If you’re a runner you’ll be more familiar with this cycle of injury than most.
This is due to the forces you’re asking your body to tolerate every time your foot hits the ground. These are upwards of two to three times your body weight with every stride.
Your body has an ingenious way of cushioning that force which is called pronation. It’s your built in suspension system.
It’s usually a breakdown somewhere in this series of motions that causes problems as you can’t effectively attenuate the forces involved.
Joint motions associated with pronation.
Subtalar joint eversion.
Tibial internal rotation.
Hip internal rotation.
Trunk rotation to the same side.
Trunk side bend to the same side.
As your body is an integrated system, restrictions in any one of these motions will naturally impact the others.
A lack of subtalar joint eversion for example, which is common in runners who have suffered ankle sprains, will impact every other joint in this chain of events.
That’s how an ankle sprain may eventually lead to knee, hip or back pain.
Learn how to assess your ability to pronate and improve it with this post.
Strengths, weaknesses and training errors.
I read a great analogy on the Noigroup site that likened our growth and development to that of trees. Never the same left and right and always adapting to the weather and seasons.
Your body is the product of the forces it has been subjected to over the years.
I used to play a lot of racquet sports for example. To this day if you put a racquet in my hand and ask me to get a ball, I’ll always lunge with my right leg forward.
It’s no surprise that even now I can usually split squat with a few extra pounds on my right side.
This is fine and normal unless…
I took up an activity that required me to lunge off my left leg. I would need to be a little careful how I began to do that.
Of course none of us are. Not even me. Especially when there’s a ball to chase or a game to win.
This doesn’t just apply to a new activity. Even subtle changes to how you participate in your current one can cause issues.
A change in volume, intensity, bike position, running shoes, or even racquet grip size, can overload muscles that have been accustomed to working in a particular way.
Trees adapt slowly and so do we, so don’t change anything too fast.
Sleep, stress and general health status.
To muddy the water further, there’s also the potential impact of your general health to consider.
If you’re working 60 hours a week, under stress, not sleeping well and making poor food choices, is your training the problem?
One of the most important parts of the training / injury equation is what you’re doing when you’re not exercising.
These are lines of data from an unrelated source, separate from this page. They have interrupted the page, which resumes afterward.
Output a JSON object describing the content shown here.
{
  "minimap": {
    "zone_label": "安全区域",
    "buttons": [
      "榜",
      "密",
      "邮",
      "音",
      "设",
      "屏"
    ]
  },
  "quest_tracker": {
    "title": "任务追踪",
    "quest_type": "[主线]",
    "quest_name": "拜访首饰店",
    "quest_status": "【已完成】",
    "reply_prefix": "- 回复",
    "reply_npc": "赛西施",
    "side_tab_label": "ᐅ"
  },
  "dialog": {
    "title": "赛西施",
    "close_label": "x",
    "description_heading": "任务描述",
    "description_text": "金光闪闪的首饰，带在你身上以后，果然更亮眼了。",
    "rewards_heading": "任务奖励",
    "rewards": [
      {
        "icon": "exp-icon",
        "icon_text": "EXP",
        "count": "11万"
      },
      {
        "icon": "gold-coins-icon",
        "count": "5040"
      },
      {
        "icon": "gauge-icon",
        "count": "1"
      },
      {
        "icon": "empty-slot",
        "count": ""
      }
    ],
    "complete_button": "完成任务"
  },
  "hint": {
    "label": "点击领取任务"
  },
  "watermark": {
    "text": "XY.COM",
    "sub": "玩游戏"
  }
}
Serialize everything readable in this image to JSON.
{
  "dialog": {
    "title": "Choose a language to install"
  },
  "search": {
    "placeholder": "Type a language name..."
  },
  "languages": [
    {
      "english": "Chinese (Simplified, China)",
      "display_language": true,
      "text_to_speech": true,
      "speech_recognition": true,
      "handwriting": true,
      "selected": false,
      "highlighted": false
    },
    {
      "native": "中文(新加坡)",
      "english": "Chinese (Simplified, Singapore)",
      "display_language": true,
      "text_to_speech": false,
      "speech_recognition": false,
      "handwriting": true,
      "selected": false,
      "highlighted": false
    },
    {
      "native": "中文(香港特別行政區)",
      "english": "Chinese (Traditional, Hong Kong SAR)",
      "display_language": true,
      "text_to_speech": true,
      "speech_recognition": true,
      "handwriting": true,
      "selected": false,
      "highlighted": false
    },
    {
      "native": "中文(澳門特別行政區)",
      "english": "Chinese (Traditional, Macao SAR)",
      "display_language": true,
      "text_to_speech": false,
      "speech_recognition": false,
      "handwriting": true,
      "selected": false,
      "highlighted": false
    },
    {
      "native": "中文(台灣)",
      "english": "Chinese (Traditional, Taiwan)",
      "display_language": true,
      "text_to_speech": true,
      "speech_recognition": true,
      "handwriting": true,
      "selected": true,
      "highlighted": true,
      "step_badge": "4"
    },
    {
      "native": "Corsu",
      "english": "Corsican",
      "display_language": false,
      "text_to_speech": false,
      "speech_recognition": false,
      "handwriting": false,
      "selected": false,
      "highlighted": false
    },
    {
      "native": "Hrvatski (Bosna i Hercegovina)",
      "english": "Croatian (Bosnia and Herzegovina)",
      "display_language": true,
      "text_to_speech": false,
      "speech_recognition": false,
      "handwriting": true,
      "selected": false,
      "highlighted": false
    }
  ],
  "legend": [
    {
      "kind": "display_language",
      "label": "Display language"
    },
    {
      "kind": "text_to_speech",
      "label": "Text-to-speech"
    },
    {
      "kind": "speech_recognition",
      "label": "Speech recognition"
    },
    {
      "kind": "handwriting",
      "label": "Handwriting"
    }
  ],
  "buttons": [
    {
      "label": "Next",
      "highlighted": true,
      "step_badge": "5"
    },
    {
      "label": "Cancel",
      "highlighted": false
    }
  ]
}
Exercise is a stressor. You apply it to stimulate an adaptation which means the magic occurs after the event.
The conditions have to be right for this adaptation to occur. Without adequate rest and nutrition, training just becomes another form of stress that your body may be struggling to cope with.
Injuries are not random events with no discernible cause. Although the events that lead to them may not always be immediately obvious, a reason can usually be found.
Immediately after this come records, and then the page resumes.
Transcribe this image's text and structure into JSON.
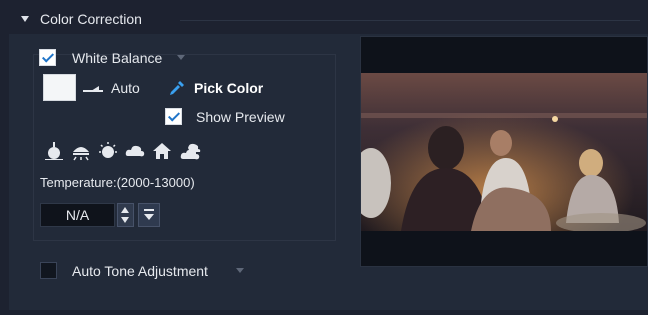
{
  "section": {
    "title": "Color Correction"
  },
  "white_balance": {
    "label": "White Balance",
    "checked": true,
    "auto_label": "Auto",
    "pick_color_label": "Pick Color",
    "show_preview_label": "Show Preview",
    "show_preview_checked": true,
    "presets": [
      "tungsten-light-icon",
      "fluorescent-light-icon",
      "daylight-icon",
      "cloudy-icon",
      "shade-icon",
      "overcast-icon"
    ],
    "temperature_label": "Temperature:(2000-13000)",
    "temperature_value": "N/A"
  },
  "auto_tone": {
    "label": "Auto Tone Adjustment",
    "checked": false
  },
  "colors": {
    "background": "#1d2230",
    "panel": "#222a39",
    "accent": "#1f74c8"
  }
}
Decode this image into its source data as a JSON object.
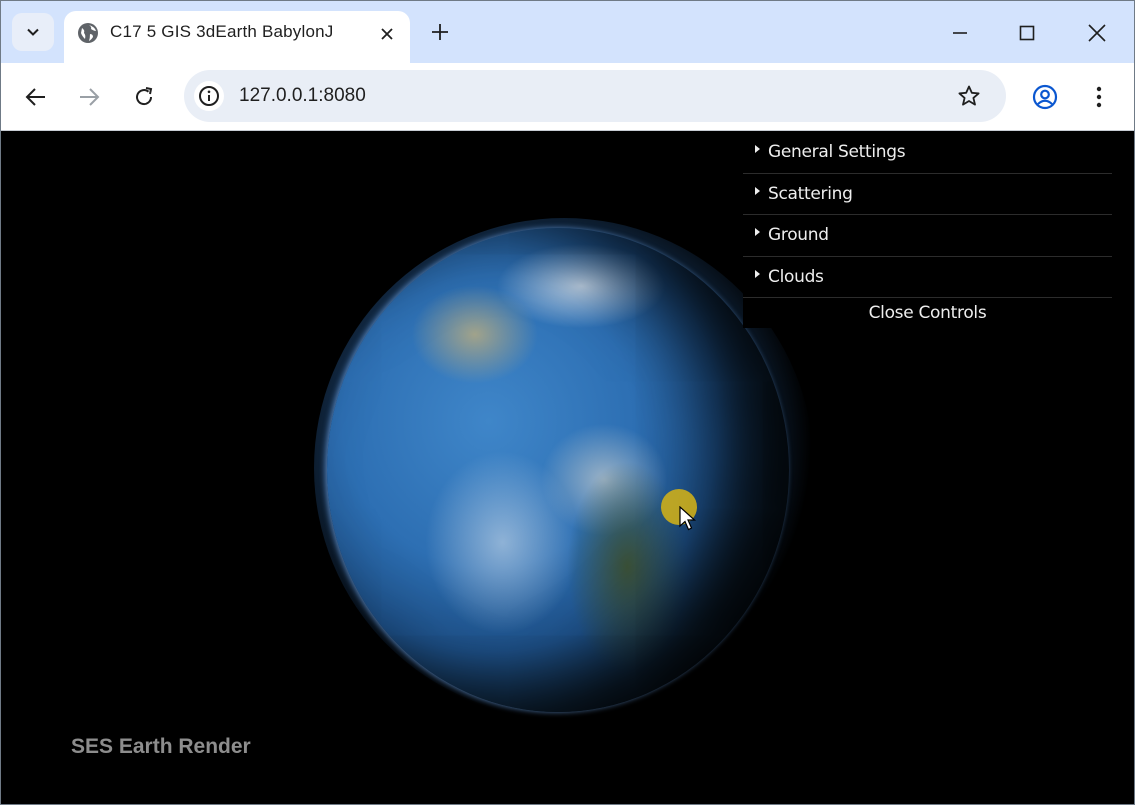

I always go through the following process with my clients to ensure their last injury is in fact their final one. You can too.
1) Check for and begin to address range of motion restrictions.
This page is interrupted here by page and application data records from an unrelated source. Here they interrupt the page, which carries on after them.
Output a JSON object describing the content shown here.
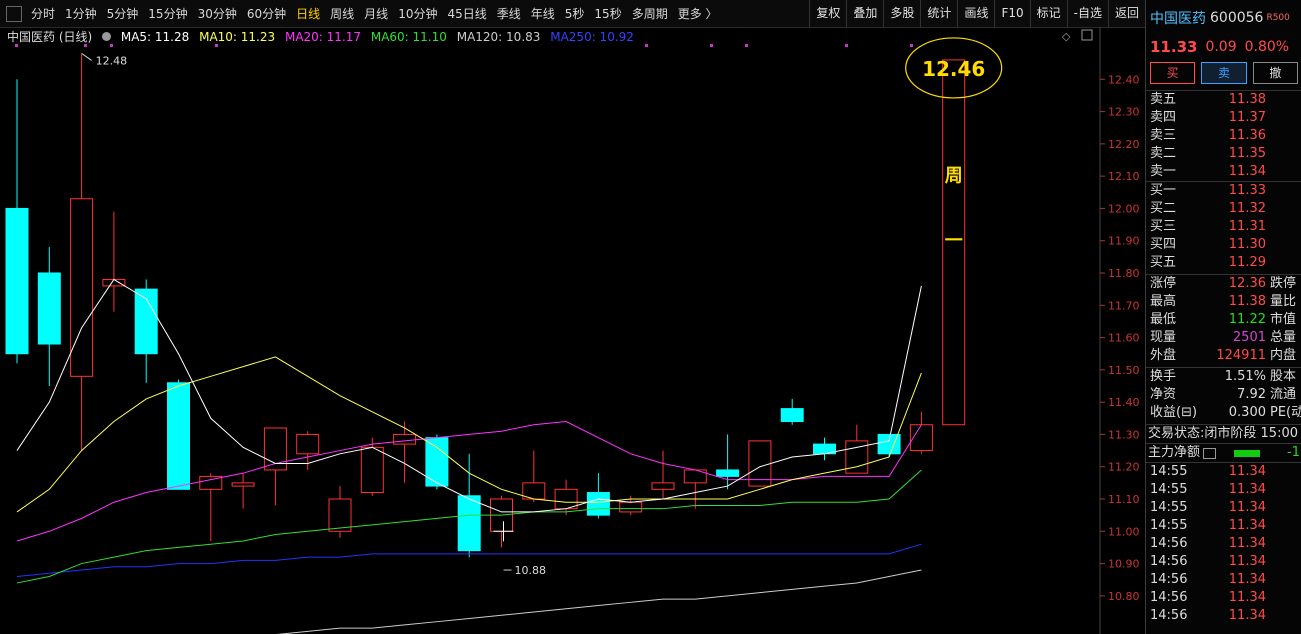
{
  "toolbar": {
    "periods": [
      "分时",
      "1分钟",
      "5分钟",
      "15分钟",
      "30分钟",
      "60分钟",
      "日线",
      "周线",
      "月线",
      "10分钟",
      "45日线",
      "季线",
      "年线",
      "5秒",
      "15秒",
      "多周期",
      "更多 〉"
    ],
    "active": "日线",
    "tools": [
      "复权",
      "叠加",
      "多股",
      "统计",
      "画线",
      "F10",
      "标记",
      "-自选",
      "返回"
    ]
  },
  "legend": {
    "title": "中国医药 (日线)",
    "ma5": "MA5: 11.28",
    "ma10": "MA10: 11.23",
    "ma20": "MA20: 11.17",
    "ma60": "MA60: 11.10",
    "ma120": "MA120: 10.83",
    "ma250": "MA250: 10.92"
  },
  "colors": {
    "up": "#ff3333",
    "down": "#00ffff",
    "ma5": "#ffffff",
    "ma10": "#ffff55",
    "ma20": "#ff33ff",
    "ma60": "#33dd33",
    "ma120": "#cccccc",
    "ma250": "#2233ff",
    "annotation": "#ffdd00"
  },
  "annotations": {
    "high_label": "12.48",
    "low_label": "10.88",
    "ellipse_price": "12.46",
    "weekly_text_1": "周",
    "weekly_text_2": "一"
  },
  "chart_data": {
    "type": "candlestick",
    "ylim": [
      10.75,
      12.5
    ],
    "yticks": [
      12.4,
      12.3,
      12.2,
      12.1,
      12.0,
      11.9,
      11.8,
      11.7,
      11.6,
      11.5,
      11.4,
      11.3,
      11.2,
      11.1,
      11.0,
      10.9,
      10.8
    ],
    "candles": [
      {
        "o": 12.0,
        "h": 12.4,
        "l": 11.52,
        "c": 11.55
      },
      {
        "o": 11.8,
        "h": 11.88,
        "l": 11.45,
        "c": 11.58
      },
      {
        "o": 11.48,
        "h": 12.48,
        "l": 11.25,
        "c": 12.03
      },
      {
        "o": 11.76,
        "h": 11.99,
        "l": 11.68,
        "c": 11.78
      },
      {
        "o": 11.75,
        "h": 11.78,
        "l": 11.46,
        "c": 11.55
      },
      {
        "o": 11.46,
        "h": 11.47,
        "l": 11.13,
        "c": 11.13
      },
      {
        "o": 11.13,
        "h": 11.18,
        "l": 10.97,
        "c": 11.17
      },
      {
        "o": 11.14,
        "h": 11.18,
        "l": 11.07,
        "c": 11.15
      },
      {
        "o": 11.19,
        "h": 11.32,
        "l": 11.08,
        "c": 11.32
      },
      {
        "o": 11.24,
        "h": 11.31,
        "l": 11.19,
        "c": 11.3
      },
      {
        "o": 11.0,
        "h": 11.14,
        "l": 10.98,
        "c": 11.1
      },
      {
        "o": 11.12,
        "h": 11.29,
        "l": 11.11,
        "c": 11.26
      },
      {
        "o": 11.27,
        "h": 11.34,
        "l": 11.15,
        "c": 11.3
      },
      {
        "o": 11.29,
        "h": 11.3,
        "l": 11.13,
        "c": 11.14
      },
      {
        "o": 11.11,
        "h": 11.24,
        "l": 10.92,
        "c": 10.94
      },
      {
        "o": 11.0,
        "h": 11.11,
        "l": 10.95,
        "c": 11.1
      },
      {
        "o": 11.1,
        "h": 11.25,
        "l": 11.09,
        "c": 11.15
      },
      {
        "o": 11.07,
        "h": 11.16,
        "l": 11.05,
        "c": 11.13
      },
      {
        "o": 11.12,
        "h": 11.18,
        "l": 11.04,
        "c": 11.05
      },
      {
        "o": 11.06,
        "h": 11.11,
        "l": 11.05,
        "c": 11.09
      },
      {
        "o": 11.13,
        "h": 11.25,
        "l": 11.1,
        "c": 11.15
      },
      {
        "o": 11.15,
        "h": 11.19,
        "l": 11.07,
        "c": 11.19
      },
      {
        "o": 11.19,
        "h": 11.3,
        "l": 11.13,
        "c": 11.17
      },
      {
        "o": 11.14,
        "h": 11.28,
        "l": 11.14,
        "c": 11.28
      },
      {
        "o": 11.38,
        "h": 11.41,
        "l": 11.33,
        "c": 11.34
      },
      {
        "o": 11.27,
        "h": 11.29,
        "l": 11.22,
        "c": 11.24
      },
      {
        "o": 11.18,
        "h": 11.33,
        "l": 11.18,
        "c": 11.28
      },
      {
        "o": 11.3,
        "h": 11.3,
        "l": 11.23,
        "c": 11.24
      },
      {
        "o": 11.25,
        "h": 11.37,
        "l": 11.24,
        "c": 11.33
      },
      {
        "o": 11.33,
        "h": 12.46,
        "l": 11.33,
        "c": 12.46
      }
    ],
    "ma5": [
      11.25,
      11.4,
      11.63,
      11.78,
      11.72,
      11.55,
      11.35,
      11.26,
      11.21,
      11.21,
      11.24,
      11.26,
      11.21,
      11.15,
      11.1,
      11.06,
      11.06,
      11.07,
      11.1,
      11.09,
      11.1,
      11.12,
      11.14,
      11.2,
      11.23,
      11.24,
      11.26,
      11.28,
      11.76
    ],
    "ma10": [
      11.06,
      11.13,
      11.25,
      11.34,
      11.41,
      11.45,
      11.48,
      11.51,
      11.54,
      11.48,
      11.42,
      11.37,
      11.32,
      11.26,
      11.18,
      11.13,
      11.1,
      11.09,
      11.09,
      11.1,
      11.1,
      11.1,
      11.1,
      11.13,
      11.16,
      11.18,
      11.2,
      11.23,
      11.49
    ],
    "ma20": [
      10.97,
      11.0,
      11.04,
      11.09,
      11.12,
      11.14,
      11.16,
      11.18,
      11.21,
      11.23,
      11.25,
      11.27,
      11.28,
      11.29,
      11.3,
      11.31,
      11.33,
      11.34,
      11.29,
      11.24,
      11.21,
      11.19,
      11.16,
      11.16,
      11.16,
      11.17,
      11.17,
      11.17,
      11.33
    ],
    "ma60": [
      10.84,
      10.86,
      10.9,
      10.92,
      10.94,
      10.95,
      10.96,
      10.97,
      10.99,
      11.0,
      11.01,
      11.02,
      11.03,
      11.04,
      11.05,
      11.05,
      11.06,
      11.06,
      11.07,
      11.07,
      11.07,
      11.08,
      11.08,
      11.08,
      11.09,
      11.09,
      11.09,
      11.1,
      11.19
    ],
    "ma120": [
      10.6,
      10.61,
      10.62,
      10.63,
      10.64,
      10.65,
      10.66,
      10.67,
      10.68,
      10.69,
      10.7,
      10.7,
      10.71,
      10.72,
      10.73,
      10.74,
      10.75,
      10.76,
      10.77,
      10.78,
      10.79,
      10.79,
      10.8,
      10.81,
      10.82,
      10.83,
      10.84,
      10.86,
      10.88
    ],
    "ma250": [
      10.86,
      10.87,
      10.88,
      10.89,
      10.89,
      10.9,
      10.9,
      10.91,
      10.91,
      10.92,
      10.92,
      10.93,
      10.93,
      10.93,
      10.93,
      10.93,
      10.93,
      10.93,
      10.93,
      10.93,
      10.93,
      10.93,
      10.93,
      10.93,
      10.93,
      10.93,
      10.93,
      10.93,
      10.96
    ]
  },
  "quote": {
    "name": "中国医药",
    "code": "600056",
    "badge": "R500",
    "price": "11.33",
    "change": "0.09",
    "pct": "0.80%",
    "buy_label": "买",
    "sell_label": "卖",
    "cancel_label": "撤"
  },
  "orderbook": {
    "asks": [
      {
        "label": "卖五",
        "price": "11.38"
      },
      {
        "label": "卖四",
        "price": "11.37"
      },
      {
        "label": "卖三",
        "price": "11.36"
      },
      {
        "label": "卖二",
        "price": "11.35"
      },
      {
        "label": "卖一",
        "price": "11.34"
      }
    ],
    "bids": [
      {
        "label": "买一",
        "price": "11.33"
      },
      {
        "label": "买二",
        "price": "11.32"
      },
      {
        "label": "买三",
        "price": "11.31"
      },
      {
        "label": "买四",
        "price": "11.30"
      },
      {
        "label": "买五",
        "price": "11.29"
      }
    ]
  },
  "stats": [
    {
      "label": "涨停",
      "value": "12.36",
      "tail": "跌停",
      "color": "red"
    },
    {
      "label": "最高",
      "value": "11.38",
      "tail": "量比",
      "color": "red"
    },
    {
      "label": "最低",
      "value": "11.22",
      "tail": "市值",
      "color": "green"
    },
    {
      "label": "现量",
      "value": "2501",
      "tail": "总量",
      "color": "purple"
    },
    {
      "label": "外盘",
      "value": "124911",
      "tail": "内盘",
      "color": "red"
    }
  ],
  "stats2": [
    {
      "label": "换手",
      "value": "1.51%",
      "tail": "股本"
    },
    {
      "label": "净资",
      "value": "7.92",
      "tail": "流通"
    },
    {
      "label": "收益(⊟)",
      "value": "0.300",
      "tail": "PE(动"
    }
  ],
  "trade_status": {
    "label": "交易状态:",
    "value": "闭市阶段 15:00"
  },
  "capital": {
    "label": "主力净额",
    "value": "-1"
  },
  "ticks": [
    {
      "t": "14:55",
      "p": "11.34"
    },
    {
      "t": "14:55",
      "p": "11.34"
    },
    {
      "t": "14:55",
      "p": "11.34"
    },
    {
      "t": "14:55",
      "p": "11.34"
    },
    {
      "t": "14:56",
      "p": "11.34"
    },
    {
      "t": "14:56",
      "p": "11.34"
    },
    {
      "t": "14:56",
      "p": "11.34"
    },
    {
      "t": "14:56",
      "p": "11.34"
    },
    {
      "t": "14:56",
      "p": "11.34"
    }
  ]
}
What can’t you do on one side of your body that you can on the other?
Comparing the motions involved in pronation is a great place to start, especially if you’re a runner.
2) Incorporate strength training into your programme.
Start strength training. If you do it sensibly and with control, you’ll see improvements.
This study found strength training reduced sports injuries to less than 1/3 and overuse injuries by almost 50%.
Our guide will show you exactly how to set up and perform common lower body gym based exercises.
3) Monitor the effect a gradual return to training has on the muscular system.
Look for restrictions in range of motion, particularly when you return to your activity.
If you’re losing motion that’s a sign to back off your training.
4) Track sleep as an indicator of appropriate rest and recovery.
7-9 hours is ideal for most people. Use an Oura ring to gain more information if you think you would benefit.
5) Use blood tests to assess general health and nutritional status.
We use Thriva to assess for common vitamin deficiencies and general health markers.